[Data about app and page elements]
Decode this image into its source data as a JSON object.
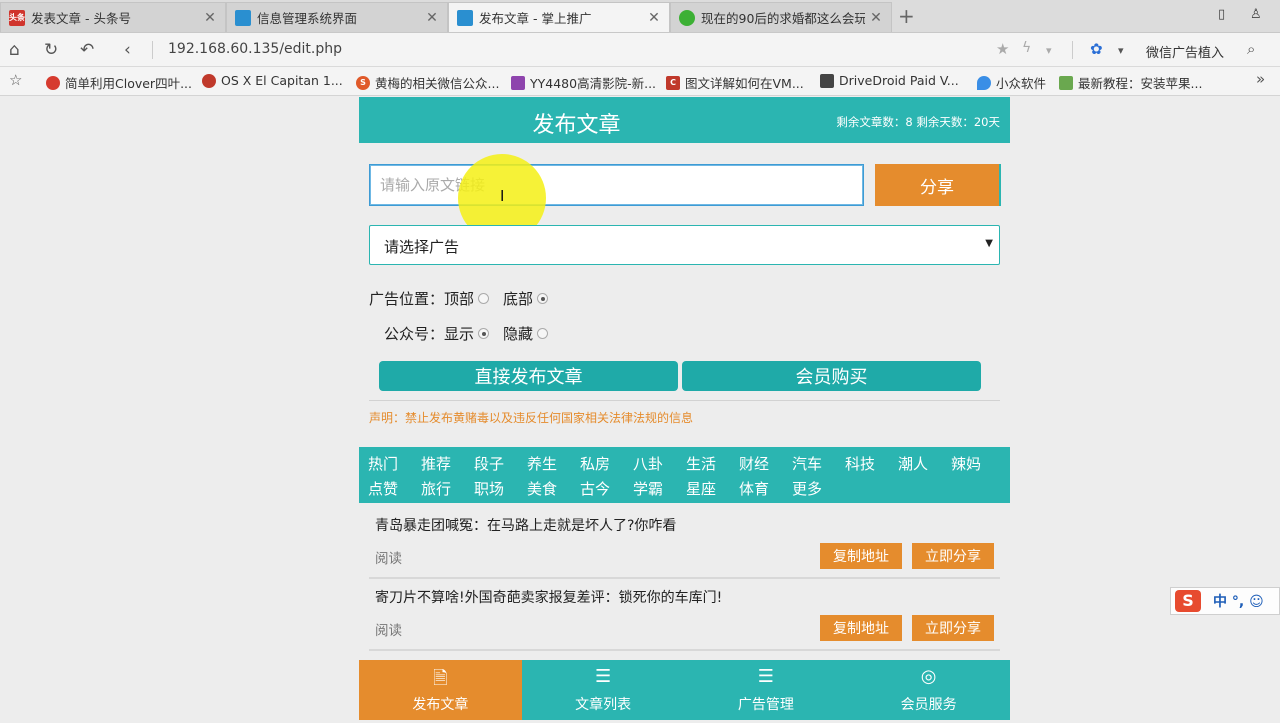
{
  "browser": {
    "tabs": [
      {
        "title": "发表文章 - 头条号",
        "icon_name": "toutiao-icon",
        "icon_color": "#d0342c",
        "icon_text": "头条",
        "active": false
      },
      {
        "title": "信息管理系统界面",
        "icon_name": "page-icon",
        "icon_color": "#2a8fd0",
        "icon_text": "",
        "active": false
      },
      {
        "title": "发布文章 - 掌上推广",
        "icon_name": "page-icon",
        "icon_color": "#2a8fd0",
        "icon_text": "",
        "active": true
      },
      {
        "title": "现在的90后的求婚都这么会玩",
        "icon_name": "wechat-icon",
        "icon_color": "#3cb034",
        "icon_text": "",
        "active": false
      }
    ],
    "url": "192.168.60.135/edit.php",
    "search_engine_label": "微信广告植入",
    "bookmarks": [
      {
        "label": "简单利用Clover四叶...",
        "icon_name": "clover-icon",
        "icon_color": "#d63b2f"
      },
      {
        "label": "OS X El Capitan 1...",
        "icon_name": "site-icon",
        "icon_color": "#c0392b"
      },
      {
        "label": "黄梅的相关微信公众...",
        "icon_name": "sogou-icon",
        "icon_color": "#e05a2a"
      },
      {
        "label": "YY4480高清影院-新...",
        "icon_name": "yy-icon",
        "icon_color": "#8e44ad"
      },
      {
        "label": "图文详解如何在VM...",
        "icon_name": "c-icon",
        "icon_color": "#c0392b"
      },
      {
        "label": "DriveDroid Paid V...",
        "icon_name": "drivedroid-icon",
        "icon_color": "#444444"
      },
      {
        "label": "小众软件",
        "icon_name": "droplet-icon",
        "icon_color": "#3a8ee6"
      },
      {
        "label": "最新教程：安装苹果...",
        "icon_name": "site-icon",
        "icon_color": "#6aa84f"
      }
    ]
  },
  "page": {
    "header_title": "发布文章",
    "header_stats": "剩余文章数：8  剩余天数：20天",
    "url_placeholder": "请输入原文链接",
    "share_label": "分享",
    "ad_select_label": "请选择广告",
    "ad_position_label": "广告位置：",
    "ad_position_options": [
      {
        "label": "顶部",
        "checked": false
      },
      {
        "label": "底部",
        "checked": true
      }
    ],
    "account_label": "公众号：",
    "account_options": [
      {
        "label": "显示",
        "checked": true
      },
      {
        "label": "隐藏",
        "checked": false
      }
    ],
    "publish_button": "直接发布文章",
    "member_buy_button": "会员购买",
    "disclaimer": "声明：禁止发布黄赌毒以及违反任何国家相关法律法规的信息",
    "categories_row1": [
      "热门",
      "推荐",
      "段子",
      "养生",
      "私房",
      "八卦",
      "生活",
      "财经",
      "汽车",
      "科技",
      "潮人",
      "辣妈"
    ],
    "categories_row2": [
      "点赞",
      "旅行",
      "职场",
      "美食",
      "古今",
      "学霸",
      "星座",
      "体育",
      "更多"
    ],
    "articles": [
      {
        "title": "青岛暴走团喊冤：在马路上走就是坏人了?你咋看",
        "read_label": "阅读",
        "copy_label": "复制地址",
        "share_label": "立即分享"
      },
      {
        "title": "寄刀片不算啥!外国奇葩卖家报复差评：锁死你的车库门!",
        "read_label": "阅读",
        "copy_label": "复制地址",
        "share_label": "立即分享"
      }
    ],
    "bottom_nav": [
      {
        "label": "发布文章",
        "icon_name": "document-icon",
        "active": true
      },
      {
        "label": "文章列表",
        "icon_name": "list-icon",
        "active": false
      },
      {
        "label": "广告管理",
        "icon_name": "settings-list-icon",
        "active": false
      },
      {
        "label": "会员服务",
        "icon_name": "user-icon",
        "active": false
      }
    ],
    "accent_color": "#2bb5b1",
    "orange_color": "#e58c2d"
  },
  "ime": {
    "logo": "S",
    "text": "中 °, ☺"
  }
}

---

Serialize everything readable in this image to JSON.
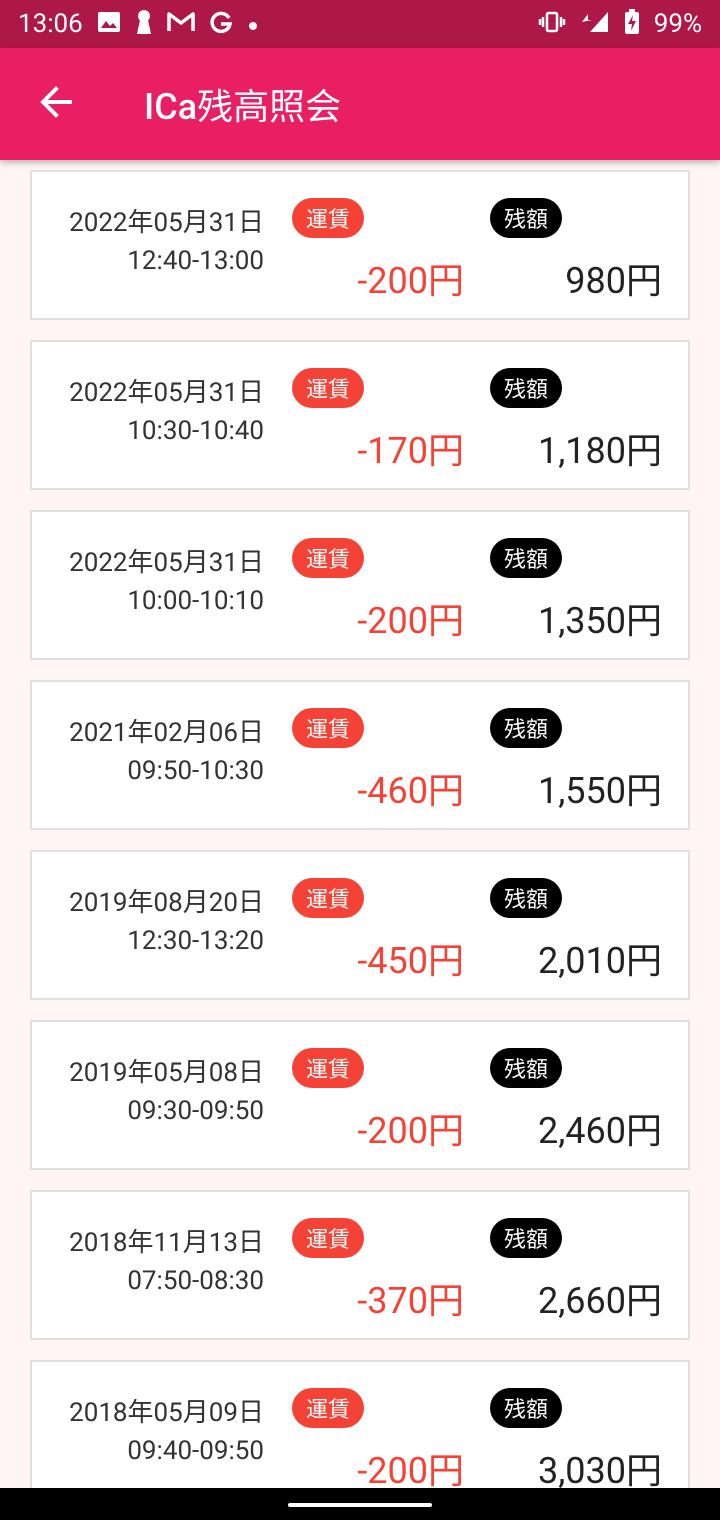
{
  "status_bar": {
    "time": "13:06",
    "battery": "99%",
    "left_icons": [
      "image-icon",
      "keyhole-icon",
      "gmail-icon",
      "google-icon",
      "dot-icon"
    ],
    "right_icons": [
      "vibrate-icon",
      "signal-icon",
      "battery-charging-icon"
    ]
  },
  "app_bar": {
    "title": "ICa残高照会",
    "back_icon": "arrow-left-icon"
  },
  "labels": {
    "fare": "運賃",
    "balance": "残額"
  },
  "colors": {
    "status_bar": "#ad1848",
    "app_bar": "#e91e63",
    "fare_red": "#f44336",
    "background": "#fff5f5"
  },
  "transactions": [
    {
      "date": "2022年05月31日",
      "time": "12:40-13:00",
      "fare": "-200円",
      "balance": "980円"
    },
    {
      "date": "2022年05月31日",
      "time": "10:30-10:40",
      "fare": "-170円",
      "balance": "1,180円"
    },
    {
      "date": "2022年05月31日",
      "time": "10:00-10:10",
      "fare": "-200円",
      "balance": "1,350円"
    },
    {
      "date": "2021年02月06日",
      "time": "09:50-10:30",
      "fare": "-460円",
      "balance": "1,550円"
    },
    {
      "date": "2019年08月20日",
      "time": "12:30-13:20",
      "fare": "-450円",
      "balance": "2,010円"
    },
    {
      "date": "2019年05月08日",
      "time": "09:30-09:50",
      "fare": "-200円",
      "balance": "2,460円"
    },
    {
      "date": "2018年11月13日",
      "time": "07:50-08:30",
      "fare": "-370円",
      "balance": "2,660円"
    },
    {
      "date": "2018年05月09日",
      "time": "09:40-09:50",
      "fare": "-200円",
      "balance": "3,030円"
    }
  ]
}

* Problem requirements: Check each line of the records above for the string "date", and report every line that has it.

* Answer space:
      "date": "2022年05月31日",
      "date": "2022年05月31日",
      "date": "2022年05月31日",
      "date": "2021年02月06日",
      "date": "2019年08月20日",
      "date": "2019年05月08日",
      "date": "2018年11月13日",
      "date": "2018年05月09日",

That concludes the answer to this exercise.